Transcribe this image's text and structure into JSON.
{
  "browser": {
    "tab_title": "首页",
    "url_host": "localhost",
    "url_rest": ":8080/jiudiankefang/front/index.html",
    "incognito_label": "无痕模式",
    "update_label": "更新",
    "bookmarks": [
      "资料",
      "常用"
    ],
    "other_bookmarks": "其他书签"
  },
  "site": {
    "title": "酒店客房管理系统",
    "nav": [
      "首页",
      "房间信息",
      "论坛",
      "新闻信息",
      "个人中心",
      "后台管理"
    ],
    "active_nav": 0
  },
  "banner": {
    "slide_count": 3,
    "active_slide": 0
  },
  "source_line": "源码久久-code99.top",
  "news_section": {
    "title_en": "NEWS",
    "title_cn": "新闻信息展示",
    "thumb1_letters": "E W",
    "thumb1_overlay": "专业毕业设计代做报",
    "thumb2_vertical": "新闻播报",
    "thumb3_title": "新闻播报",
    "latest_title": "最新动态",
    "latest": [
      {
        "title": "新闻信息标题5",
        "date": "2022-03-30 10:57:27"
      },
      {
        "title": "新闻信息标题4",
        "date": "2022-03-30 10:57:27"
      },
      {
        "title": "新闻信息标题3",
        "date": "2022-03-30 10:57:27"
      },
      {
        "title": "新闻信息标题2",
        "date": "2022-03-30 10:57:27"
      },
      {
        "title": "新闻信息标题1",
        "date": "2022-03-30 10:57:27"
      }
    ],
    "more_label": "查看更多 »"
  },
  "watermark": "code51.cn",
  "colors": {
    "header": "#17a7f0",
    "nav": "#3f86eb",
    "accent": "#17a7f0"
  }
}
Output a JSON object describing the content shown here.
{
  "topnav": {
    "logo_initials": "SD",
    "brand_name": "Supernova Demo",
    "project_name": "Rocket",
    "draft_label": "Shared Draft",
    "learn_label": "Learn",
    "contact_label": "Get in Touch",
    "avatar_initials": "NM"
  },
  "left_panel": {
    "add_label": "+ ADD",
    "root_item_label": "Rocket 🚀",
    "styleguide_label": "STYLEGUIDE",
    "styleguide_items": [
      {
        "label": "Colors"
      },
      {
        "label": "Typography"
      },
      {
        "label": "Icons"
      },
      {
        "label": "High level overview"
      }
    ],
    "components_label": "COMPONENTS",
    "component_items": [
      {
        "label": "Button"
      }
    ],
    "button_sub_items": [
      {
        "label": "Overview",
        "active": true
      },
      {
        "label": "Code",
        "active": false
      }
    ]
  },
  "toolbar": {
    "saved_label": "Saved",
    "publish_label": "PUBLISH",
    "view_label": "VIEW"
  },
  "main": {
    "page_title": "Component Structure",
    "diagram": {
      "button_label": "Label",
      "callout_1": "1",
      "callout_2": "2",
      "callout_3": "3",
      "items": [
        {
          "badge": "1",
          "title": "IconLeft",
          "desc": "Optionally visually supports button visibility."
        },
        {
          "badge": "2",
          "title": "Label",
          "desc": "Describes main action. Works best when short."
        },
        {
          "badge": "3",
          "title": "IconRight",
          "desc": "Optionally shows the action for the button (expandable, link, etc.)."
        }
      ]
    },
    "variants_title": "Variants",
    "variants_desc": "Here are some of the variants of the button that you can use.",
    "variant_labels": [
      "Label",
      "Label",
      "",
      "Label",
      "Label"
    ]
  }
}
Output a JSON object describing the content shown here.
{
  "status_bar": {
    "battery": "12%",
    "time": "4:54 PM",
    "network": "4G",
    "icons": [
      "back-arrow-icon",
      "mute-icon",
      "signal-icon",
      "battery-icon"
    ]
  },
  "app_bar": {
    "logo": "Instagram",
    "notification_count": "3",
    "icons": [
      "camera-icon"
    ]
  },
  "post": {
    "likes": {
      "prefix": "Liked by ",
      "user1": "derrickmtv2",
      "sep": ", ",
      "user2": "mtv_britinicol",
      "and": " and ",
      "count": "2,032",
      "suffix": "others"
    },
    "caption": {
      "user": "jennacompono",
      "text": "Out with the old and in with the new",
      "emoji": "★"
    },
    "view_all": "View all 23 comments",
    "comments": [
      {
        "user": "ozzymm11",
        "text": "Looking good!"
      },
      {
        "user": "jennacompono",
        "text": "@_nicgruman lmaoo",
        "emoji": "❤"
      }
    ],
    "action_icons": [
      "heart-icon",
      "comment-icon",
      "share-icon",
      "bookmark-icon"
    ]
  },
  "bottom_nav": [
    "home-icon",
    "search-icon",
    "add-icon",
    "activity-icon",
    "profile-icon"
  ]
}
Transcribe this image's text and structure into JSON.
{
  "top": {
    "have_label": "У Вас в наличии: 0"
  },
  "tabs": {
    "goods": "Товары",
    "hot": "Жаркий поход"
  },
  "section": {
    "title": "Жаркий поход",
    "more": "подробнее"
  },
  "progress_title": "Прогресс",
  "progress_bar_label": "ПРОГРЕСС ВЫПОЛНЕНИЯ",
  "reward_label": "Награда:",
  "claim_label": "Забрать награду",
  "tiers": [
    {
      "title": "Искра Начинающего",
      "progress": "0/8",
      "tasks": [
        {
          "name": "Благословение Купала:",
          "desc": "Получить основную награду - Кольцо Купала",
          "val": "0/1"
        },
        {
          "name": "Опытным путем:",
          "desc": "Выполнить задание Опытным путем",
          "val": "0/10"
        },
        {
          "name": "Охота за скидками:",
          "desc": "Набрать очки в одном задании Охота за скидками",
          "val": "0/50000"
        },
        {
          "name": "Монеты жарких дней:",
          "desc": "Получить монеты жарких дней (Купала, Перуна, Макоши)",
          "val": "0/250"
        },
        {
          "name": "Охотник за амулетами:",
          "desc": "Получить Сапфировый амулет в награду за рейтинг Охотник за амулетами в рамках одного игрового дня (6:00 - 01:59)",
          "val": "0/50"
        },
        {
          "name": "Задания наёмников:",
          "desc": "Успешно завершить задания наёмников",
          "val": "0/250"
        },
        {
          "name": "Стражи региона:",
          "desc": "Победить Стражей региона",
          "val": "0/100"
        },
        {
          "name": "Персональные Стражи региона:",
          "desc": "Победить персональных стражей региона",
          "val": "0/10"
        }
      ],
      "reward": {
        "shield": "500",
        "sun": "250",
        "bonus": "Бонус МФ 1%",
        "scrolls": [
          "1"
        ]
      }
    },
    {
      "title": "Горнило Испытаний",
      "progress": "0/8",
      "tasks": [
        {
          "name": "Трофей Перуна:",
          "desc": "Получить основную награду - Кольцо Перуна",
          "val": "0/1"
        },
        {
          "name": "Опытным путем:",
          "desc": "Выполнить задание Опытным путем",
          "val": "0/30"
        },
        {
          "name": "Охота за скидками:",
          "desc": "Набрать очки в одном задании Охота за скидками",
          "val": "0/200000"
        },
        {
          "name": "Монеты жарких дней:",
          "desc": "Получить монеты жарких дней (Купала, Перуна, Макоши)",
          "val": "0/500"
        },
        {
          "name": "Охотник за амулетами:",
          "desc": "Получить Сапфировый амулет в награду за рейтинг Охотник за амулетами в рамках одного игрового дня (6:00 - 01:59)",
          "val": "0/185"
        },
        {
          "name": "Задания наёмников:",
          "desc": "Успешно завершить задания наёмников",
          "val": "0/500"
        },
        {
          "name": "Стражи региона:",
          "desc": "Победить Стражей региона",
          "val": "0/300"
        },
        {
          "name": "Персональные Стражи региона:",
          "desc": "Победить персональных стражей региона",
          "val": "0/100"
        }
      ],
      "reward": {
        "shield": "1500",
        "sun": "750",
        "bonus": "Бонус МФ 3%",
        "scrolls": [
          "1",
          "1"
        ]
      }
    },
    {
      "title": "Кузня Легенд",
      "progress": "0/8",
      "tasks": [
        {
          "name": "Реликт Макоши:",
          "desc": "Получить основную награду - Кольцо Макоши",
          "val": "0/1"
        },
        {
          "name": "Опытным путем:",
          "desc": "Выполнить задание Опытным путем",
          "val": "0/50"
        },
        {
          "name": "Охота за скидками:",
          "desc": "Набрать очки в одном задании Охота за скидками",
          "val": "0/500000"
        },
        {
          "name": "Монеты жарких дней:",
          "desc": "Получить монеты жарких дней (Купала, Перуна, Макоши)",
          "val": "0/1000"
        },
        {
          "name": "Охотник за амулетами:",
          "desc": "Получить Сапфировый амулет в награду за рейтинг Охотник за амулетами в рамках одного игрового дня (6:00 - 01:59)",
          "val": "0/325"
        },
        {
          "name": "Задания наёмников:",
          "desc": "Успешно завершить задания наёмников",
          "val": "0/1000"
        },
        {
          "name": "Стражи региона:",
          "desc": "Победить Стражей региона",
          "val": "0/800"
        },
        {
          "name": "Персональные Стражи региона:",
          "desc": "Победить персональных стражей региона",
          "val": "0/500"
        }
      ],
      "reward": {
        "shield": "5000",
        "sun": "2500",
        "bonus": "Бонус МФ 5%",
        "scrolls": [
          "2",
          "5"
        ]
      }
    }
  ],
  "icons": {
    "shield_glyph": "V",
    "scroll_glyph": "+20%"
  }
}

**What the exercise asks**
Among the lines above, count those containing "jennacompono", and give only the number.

**Answer to this exercise**
2